■ What is required
Work through the entries that follow and state how many lines contain the word "宝钢股份". Only the number is wanted.

■ Data for this task
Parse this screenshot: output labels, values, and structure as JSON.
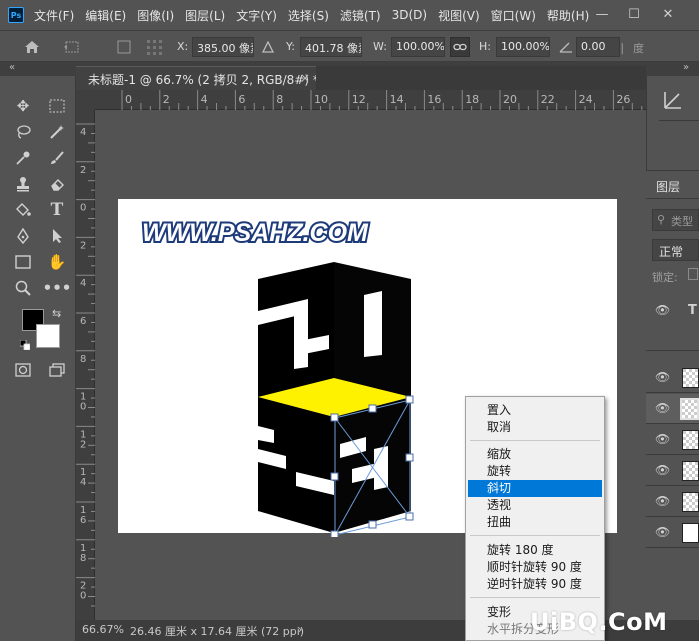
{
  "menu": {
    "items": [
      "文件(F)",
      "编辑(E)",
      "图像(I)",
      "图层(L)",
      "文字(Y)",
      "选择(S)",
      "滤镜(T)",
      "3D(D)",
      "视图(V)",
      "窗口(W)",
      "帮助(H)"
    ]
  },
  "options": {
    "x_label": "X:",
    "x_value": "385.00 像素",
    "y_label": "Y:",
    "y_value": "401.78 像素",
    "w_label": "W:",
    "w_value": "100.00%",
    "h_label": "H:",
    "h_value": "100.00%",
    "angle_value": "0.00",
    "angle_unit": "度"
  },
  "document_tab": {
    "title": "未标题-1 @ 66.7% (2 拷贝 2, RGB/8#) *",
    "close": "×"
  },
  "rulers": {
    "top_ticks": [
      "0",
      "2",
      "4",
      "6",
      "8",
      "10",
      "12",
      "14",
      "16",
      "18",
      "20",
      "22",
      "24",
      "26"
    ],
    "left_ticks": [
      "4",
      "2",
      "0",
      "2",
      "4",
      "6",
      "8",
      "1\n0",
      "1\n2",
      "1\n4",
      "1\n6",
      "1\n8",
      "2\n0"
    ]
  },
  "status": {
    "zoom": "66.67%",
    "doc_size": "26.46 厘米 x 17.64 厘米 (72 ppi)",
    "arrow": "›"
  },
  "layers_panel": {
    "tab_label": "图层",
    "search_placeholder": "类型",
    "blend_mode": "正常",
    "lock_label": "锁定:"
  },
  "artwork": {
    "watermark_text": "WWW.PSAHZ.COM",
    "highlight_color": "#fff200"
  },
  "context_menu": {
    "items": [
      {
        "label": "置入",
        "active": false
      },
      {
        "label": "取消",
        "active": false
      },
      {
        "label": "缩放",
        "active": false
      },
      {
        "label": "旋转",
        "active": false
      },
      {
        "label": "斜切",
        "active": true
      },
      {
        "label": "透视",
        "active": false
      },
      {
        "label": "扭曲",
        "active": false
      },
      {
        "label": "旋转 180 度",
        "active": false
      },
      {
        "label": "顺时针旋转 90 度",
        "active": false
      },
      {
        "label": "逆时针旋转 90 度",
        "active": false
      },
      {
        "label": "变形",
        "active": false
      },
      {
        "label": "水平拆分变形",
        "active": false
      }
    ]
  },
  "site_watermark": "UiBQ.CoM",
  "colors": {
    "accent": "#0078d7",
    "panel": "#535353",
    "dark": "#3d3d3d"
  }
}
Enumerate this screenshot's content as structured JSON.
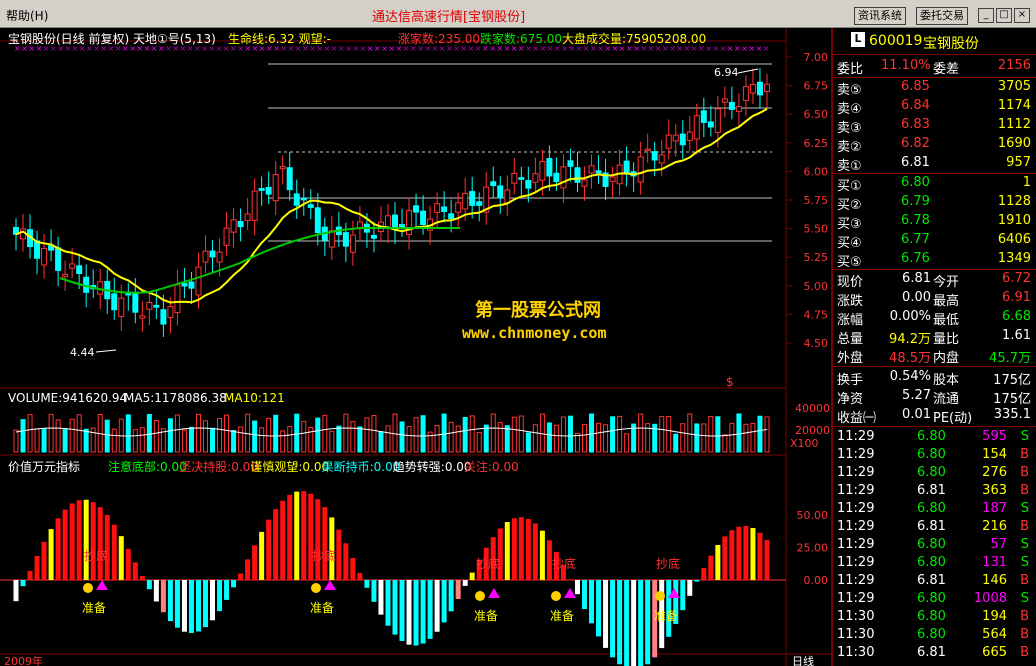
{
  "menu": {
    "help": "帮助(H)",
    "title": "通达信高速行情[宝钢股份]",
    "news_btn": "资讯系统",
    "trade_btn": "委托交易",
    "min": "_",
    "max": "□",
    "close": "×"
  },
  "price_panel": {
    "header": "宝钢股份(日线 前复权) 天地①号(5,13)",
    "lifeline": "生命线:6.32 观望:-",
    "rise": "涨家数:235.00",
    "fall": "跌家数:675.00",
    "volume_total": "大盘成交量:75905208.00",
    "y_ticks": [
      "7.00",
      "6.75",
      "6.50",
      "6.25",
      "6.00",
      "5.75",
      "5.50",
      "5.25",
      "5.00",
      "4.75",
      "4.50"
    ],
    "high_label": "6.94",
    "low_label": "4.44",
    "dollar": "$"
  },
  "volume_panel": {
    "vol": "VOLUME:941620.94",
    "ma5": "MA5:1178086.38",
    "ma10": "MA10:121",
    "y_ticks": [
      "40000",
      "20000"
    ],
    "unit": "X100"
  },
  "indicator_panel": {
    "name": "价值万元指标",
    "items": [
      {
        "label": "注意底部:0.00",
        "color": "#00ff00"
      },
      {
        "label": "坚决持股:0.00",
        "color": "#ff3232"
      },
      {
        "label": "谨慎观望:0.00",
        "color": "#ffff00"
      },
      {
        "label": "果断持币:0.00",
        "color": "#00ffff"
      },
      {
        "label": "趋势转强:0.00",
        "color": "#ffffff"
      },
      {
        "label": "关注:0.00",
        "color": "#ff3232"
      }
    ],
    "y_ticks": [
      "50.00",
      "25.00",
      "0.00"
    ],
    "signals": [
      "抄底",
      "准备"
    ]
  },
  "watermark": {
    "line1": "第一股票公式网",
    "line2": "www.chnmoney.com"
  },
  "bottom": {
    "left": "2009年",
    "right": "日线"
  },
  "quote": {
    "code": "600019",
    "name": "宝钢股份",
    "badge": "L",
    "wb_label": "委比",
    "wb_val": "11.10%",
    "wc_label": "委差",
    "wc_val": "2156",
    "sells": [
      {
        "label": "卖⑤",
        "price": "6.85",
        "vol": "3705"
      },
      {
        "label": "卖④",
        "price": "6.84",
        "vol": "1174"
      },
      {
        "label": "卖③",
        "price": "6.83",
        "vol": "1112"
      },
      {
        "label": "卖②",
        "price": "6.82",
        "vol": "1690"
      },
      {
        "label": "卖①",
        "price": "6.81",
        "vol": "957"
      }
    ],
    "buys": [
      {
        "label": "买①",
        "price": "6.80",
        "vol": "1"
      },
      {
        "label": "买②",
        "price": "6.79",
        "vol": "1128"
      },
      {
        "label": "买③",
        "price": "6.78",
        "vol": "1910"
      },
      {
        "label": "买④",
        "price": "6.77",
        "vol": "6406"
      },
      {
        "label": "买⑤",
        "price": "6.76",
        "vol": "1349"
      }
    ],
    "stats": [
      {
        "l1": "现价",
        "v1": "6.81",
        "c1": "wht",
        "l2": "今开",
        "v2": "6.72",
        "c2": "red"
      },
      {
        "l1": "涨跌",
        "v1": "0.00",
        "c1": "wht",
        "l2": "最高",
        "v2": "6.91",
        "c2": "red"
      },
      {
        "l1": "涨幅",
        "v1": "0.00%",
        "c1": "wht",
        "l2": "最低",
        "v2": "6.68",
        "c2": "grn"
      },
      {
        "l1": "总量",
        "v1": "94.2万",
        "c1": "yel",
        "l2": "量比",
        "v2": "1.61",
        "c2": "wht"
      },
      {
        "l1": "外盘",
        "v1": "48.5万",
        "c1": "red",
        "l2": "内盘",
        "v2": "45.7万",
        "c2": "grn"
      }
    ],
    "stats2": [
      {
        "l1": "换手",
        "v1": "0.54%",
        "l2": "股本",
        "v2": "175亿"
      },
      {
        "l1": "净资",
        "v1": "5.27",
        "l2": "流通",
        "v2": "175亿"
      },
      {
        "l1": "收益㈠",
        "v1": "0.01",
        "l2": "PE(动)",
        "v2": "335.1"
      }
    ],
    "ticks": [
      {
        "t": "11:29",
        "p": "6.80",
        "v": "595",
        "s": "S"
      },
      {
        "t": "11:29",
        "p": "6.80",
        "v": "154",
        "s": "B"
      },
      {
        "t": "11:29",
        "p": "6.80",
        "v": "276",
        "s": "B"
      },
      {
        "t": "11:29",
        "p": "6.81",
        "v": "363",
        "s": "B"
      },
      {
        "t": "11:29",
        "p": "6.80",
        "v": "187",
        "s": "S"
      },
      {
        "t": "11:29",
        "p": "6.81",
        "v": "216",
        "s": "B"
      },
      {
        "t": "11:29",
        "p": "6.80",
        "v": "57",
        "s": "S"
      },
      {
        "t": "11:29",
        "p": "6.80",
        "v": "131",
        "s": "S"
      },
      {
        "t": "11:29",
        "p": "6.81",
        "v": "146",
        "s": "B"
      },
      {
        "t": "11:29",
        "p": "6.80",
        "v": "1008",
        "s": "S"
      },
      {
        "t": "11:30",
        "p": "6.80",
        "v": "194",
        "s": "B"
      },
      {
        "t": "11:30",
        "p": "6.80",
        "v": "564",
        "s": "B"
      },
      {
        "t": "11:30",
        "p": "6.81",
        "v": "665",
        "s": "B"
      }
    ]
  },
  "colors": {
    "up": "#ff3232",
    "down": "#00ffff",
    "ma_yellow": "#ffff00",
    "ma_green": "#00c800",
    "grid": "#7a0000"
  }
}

■ Reply
3